Below are some records; retype all of them exactly.

[Information — start]

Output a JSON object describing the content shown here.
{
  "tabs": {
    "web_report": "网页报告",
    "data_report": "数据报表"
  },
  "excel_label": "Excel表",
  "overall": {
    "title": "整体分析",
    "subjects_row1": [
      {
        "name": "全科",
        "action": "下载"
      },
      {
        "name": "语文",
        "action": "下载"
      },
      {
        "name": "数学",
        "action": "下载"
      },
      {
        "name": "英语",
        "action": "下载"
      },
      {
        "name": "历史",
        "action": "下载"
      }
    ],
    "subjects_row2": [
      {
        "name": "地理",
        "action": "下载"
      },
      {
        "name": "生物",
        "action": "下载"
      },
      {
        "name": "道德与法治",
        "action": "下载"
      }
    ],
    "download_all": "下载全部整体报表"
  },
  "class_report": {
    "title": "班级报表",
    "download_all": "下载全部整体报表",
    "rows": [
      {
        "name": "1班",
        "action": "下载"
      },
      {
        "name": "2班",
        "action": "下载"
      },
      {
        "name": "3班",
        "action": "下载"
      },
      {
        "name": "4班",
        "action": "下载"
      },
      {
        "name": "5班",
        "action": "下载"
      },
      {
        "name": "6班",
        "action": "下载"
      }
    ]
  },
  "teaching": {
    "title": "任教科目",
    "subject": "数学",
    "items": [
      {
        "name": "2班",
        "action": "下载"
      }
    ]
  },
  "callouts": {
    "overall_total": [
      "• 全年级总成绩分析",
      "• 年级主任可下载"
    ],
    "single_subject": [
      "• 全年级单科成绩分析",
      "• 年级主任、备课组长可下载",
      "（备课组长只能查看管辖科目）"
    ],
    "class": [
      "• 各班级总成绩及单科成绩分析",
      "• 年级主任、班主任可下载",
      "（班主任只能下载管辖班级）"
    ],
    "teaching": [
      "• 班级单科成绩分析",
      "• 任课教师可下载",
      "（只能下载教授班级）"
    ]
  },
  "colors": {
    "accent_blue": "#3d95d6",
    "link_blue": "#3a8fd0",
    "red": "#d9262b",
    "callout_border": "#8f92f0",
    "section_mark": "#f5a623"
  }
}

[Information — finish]

# [Written reply]
Output a JSON object describing the content shown here.
{
  "tabs": {
    "web_report": "网页报告",
    "data_report": "数据报表"
  },
  "excel_label": "Excel表",
  "overall": {
    "title": "整体分析",
    "subjects_row1": [
      {
        "name": "全科",
        "action": "下载"
      },
      {
        "name": "语文",
        "action": "下载"
      },
      {
        "name": "数学",
        "action": "下载"
      },
      {
        "name": "英语",
        "action": "下载"
      },
      {
        "name": "历史",
        "action": "下载"
      }
    ],
    "subjects_row2": [
      {
        "name": "地理",
        "action": "下载"
      },
      {
        "name": "生物",
        "action": "下载"
      },
      {
        "name": "道德与法治",
        "action": "下载"
      }
    ],
    "download_all": "下载全部整体报表"
  },
  "class_report": {
    "title": "班级报表",
    "download_all": "下载全部整体报表",
    "rows": [
      {
        "name": "1班",
        "action": "下载"
      },
      {
        "name": "2班",
        "action": "下载"
      },
      {
        "name": "3班",
        "action": "下载"
      },
      {
        "name": "4班",
        "action": "下载"
      },
      {
        "name": "5班",
        "action": "下载"
      },
      {
        "name": "6班",
        "action": "下载"
      }
    ]
  },
  "teaching": {
    "title": "任教科目",
    "subject": "数学",
    "items": [
      {
        "name": "2班",
        "action": "下载"
      }
    ]
  },
  "callouts": {
    "overall_total": [
      "• 全年级总成绩分析",
      "• 年级主任可下载"
    ],
    "single_subject": [
      "• 全年级单科成绩分析",
      "• 年级主任、备课组长可下载",
      "（备课组长只能查看管辖科目）"
    ],
    "class": [
      "• 各班级总成绩及单科成绩分析",
      "• 年级主任、班主任可下载",
      "（班主任只能下载管辖班级）"
    ],
    "teaching": [
      "• 班级单科成绩分析",
      "• 任课教师可下载",
      "（只能下载教授班级）"
    ]
  },
  "colors": {
    "accent_blue": "#3d95d6",
    "link_blue": "#3a8fd0",
    "red": "#d9262b",
    "callout_border": "#8f92f0",
    "section_mark": "#f5a623"
  }
}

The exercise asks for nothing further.